Determine the number of lines in the data that include the word "JSON", and write only that number.

DATA SHOWN:
——
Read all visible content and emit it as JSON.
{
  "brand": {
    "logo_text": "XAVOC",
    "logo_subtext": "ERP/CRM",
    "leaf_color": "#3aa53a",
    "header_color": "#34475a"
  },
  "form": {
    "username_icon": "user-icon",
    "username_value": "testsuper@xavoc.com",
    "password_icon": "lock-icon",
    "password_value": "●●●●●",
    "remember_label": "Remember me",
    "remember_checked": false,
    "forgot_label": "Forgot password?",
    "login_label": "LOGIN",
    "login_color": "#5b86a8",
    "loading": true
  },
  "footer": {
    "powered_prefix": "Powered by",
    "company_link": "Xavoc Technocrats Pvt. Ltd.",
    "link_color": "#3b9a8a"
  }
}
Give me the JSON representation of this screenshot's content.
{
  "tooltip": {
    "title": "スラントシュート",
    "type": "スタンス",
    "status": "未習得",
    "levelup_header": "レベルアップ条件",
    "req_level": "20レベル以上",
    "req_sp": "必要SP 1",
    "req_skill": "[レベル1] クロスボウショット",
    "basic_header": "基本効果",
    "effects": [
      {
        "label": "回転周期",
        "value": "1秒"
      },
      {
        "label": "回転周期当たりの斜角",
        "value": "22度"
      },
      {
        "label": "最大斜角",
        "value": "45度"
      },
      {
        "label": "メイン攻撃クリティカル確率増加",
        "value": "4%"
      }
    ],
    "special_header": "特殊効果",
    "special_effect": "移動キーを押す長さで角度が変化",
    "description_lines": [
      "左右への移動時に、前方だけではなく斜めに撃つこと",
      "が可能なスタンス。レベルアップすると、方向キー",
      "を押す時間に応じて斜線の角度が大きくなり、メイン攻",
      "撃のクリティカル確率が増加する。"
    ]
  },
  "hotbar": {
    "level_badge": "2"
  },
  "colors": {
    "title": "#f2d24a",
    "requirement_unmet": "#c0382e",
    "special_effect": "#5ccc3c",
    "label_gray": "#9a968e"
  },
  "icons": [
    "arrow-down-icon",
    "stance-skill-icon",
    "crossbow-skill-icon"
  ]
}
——
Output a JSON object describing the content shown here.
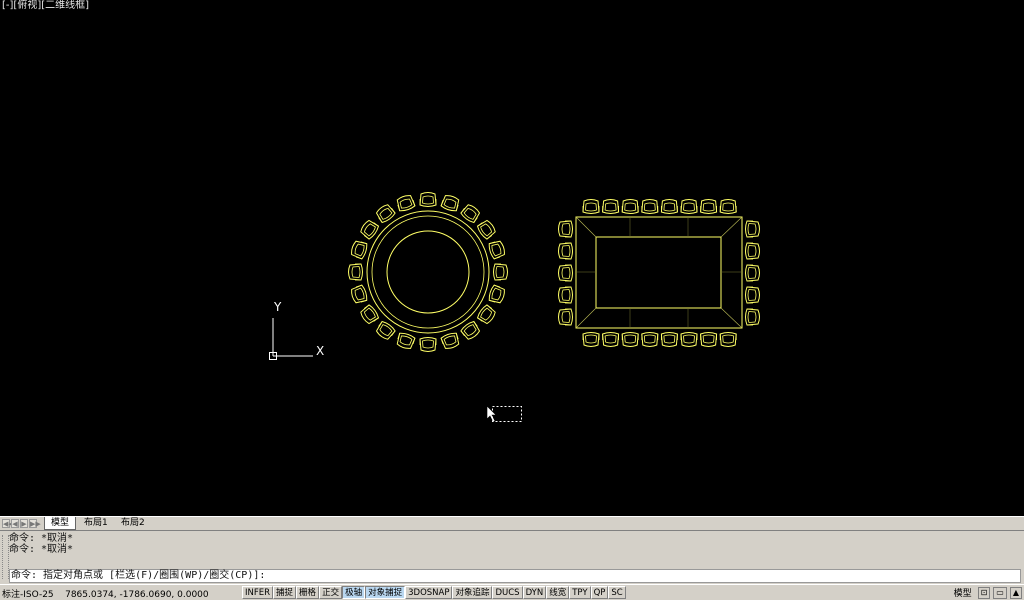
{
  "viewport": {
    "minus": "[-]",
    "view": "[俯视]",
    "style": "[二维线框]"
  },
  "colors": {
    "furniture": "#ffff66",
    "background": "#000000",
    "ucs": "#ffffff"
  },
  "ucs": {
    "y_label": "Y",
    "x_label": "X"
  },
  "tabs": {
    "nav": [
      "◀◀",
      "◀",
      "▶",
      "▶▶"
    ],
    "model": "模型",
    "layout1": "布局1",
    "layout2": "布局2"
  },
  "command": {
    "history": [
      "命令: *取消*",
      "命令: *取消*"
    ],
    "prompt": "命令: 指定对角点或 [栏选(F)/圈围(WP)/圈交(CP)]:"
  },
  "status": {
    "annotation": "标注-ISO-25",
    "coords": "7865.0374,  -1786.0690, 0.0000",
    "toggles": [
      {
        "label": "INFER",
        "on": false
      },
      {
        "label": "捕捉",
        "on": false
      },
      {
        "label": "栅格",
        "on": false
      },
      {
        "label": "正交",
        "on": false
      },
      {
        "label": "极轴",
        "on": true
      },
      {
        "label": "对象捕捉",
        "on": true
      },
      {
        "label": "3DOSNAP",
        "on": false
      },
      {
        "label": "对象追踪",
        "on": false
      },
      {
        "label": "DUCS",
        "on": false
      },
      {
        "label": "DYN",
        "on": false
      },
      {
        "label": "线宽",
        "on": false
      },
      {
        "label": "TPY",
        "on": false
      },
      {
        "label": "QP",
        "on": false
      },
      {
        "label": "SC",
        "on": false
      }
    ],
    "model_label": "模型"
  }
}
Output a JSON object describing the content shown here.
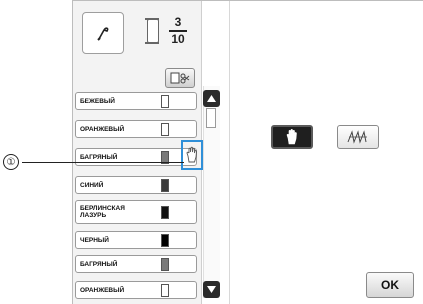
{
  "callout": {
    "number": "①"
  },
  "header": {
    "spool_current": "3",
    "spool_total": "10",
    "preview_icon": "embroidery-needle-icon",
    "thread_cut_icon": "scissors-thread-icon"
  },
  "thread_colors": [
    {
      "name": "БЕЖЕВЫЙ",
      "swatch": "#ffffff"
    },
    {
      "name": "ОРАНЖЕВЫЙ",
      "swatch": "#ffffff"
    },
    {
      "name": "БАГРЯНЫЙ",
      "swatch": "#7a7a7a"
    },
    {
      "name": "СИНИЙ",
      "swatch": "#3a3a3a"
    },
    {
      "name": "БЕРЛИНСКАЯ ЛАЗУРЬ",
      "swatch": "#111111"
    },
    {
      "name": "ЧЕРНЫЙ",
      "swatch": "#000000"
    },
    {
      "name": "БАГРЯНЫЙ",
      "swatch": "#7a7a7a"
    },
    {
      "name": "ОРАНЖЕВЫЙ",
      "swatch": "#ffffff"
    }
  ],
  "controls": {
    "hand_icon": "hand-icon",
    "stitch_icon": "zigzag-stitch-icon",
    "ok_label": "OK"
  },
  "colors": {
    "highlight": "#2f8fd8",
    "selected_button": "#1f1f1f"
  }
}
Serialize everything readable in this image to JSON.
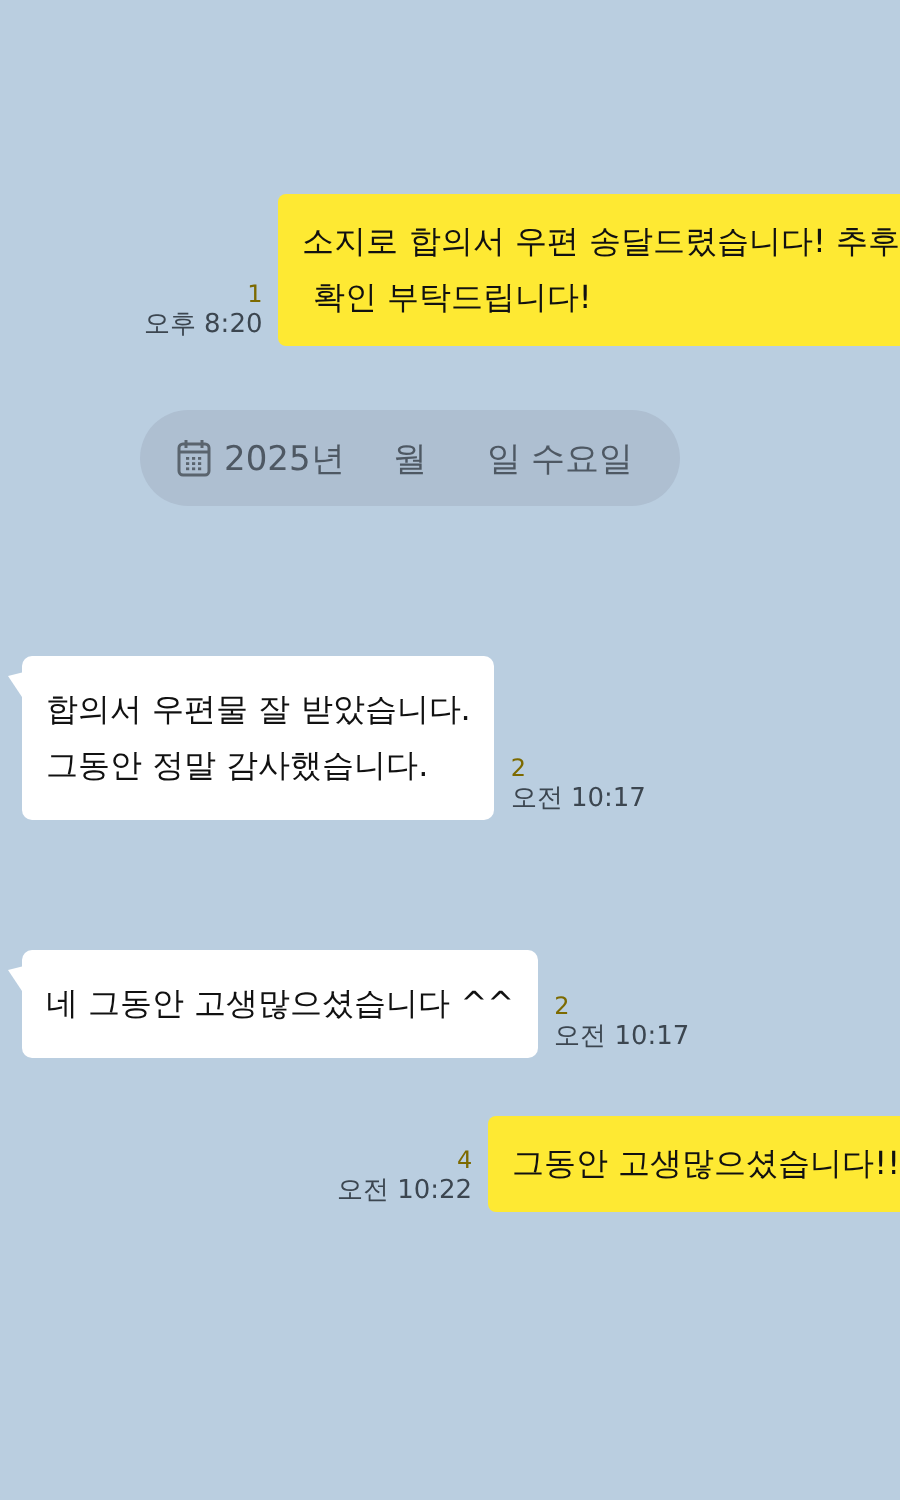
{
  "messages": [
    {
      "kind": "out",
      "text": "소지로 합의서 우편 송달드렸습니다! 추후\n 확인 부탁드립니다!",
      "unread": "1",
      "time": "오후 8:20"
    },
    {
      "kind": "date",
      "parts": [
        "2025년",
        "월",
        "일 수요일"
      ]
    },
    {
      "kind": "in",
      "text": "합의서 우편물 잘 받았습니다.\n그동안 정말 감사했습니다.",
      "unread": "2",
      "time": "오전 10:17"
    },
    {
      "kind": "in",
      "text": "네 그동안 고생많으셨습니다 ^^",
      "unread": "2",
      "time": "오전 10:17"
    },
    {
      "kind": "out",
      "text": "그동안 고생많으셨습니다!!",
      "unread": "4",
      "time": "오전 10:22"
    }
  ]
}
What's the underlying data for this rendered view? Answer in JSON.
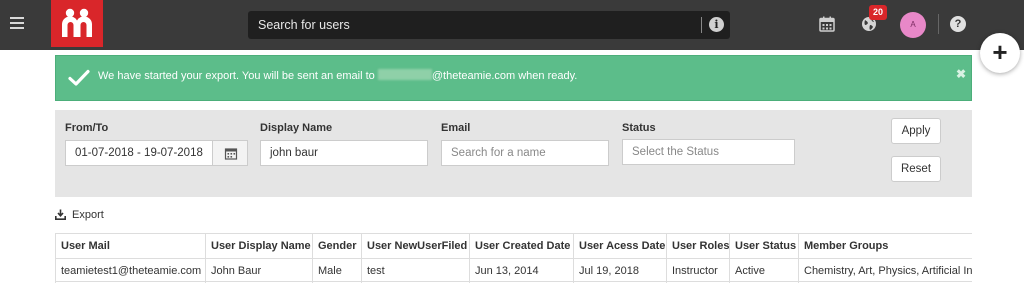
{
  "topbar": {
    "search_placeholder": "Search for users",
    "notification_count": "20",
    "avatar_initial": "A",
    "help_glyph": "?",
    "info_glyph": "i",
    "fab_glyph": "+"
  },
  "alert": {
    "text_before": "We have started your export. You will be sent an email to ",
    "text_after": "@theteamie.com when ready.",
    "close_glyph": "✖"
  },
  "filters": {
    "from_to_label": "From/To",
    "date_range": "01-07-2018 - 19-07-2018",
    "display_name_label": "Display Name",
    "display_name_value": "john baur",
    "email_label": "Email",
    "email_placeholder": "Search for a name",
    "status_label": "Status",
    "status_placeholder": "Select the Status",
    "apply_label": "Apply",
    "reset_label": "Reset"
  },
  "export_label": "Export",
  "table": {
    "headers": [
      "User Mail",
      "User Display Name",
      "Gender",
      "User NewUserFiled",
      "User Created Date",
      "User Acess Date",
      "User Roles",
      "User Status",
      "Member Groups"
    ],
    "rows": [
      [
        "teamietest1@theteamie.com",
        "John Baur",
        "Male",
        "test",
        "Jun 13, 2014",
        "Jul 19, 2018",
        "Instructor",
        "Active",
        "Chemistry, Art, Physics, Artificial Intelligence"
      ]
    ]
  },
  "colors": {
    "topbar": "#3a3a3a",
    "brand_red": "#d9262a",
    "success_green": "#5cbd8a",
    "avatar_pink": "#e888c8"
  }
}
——
WORKED SOLUTION:
6